  • Sending mail...
  • then putting at the bottom of the screen ``Mail sent!'' and giving us the prompt:
    ---------------------------------------------------------------------------
    Command:  (Use 'i' to return to index.)
    
    Pretty easy, isn't it? Let's continue by going back to the main screen by requesting 
    index: pressing the ``i'' key.
    The screen is then:
    
    
    Mailbox is '/usr/mail/mymail' with 15 messages [Elm 2.2]
    
     ->   N      1     Apr 24  Larry Fenske    (49)    Hello there
          N      2     Apr 24  jad@hpcnoe      (84)    Chico?  Why go there?
          E      3     Apr 23  Carl Smith      (53)    Dinner tonight?     
          NU     4     Apr 18  Don Knuth       (354)   Your version of TeX...
          N      5     Apr 18  games   (26)    Bug in cribbage game
          A      6     Apr 15  kevin   (27)    More software requests 
                 7     Apr 13  John Jacobs     (194)   How can you hate RUSH?
          U      8     Apr 8   decvax!mouse    (68)    Re: your Usenet article
                 9     Apr 6   root    (7)
          O      10    Apr 5   root    (13)
    
     You can use any of the following commands by pressing the first character;
     d)elete or u)ndelete mail, m)ail a message, r)eply or f)orward mail, q)uit
     To read a message, press . j = move down, k = move up, ? = help
     Command : @
    
    
    Notice that the first message is no longer marked as new since we've now read it.
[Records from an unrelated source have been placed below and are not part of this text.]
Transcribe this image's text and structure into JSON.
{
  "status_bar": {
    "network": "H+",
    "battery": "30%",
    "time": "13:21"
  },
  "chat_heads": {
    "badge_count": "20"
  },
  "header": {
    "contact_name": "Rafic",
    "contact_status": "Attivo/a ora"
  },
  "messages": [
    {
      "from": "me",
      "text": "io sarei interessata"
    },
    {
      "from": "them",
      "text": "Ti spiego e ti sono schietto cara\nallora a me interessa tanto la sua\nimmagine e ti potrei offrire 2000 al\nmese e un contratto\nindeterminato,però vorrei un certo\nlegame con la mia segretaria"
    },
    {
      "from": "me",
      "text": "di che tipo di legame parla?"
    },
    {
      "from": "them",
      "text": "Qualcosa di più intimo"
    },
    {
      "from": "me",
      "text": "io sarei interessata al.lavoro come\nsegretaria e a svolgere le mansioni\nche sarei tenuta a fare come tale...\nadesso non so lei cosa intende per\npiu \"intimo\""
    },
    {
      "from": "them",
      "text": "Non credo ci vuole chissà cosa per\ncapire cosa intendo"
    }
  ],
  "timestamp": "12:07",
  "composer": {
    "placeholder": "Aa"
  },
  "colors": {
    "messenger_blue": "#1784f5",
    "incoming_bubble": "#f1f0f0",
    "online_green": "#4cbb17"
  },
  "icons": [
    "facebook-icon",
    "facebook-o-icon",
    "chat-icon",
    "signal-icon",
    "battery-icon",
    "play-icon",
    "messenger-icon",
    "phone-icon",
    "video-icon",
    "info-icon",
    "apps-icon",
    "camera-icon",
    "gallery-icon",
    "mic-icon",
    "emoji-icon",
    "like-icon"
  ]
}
    Let's go ahead and read the message from kevin (message #6) since it has some sort of action associated with it anyway. To do this, we simply press the ``6'' key, which will change the bottom of the screen to:

        Command: New Current Message  Set current message to : 6@
    We'll just press < return> to move the active message pointer (the arrow).

    Now we're pointing at the new message, so let's go ahead and read it by pressing < return> again, giving us:

     Message 6/15 from kevin  Apr 15 `87 at 11:36 am
     More software requests
     Action: please acknowledge receipt
     I don't suppose you have a nifty netnews reader around too, do you??
     --
     kevin
     Command ('i' to return to index): @
    
    Well, it turns out that we don't, but a friend of ours does, so let's forward the message to them by pressing ``f'':
    ------------------------------------------------------------------------
    Command: Forward message  Edit outgoing message (y/n) ? @ 
    
    No need to edit it, so let's answer no with ``n'':
    ------------------------------------------------------------------------
    Command: Forward message  Edit outgoing message (y/n) ? No 
    To: @
    

    We type in the address of the person we're forwarding to (in this case usenet) and press <return>:

    ------------------------------------------------------------------------
    Command: Forward message  To: usenet 
    Subject: More software requests (fwd)@
    
    To which we again press < return> to take the default subject. Elm asks for any possible copy recipients, asks us if we're sure we want to send it, and shoots it off.

    Enough mail for now, however, so we just exit by pressing the ``x'' key and the program drops us back into our shell.

    As you can see, it's quite easy to use the Elm system.


    Note: This page is modified from Using Elm: A Short Tutorial.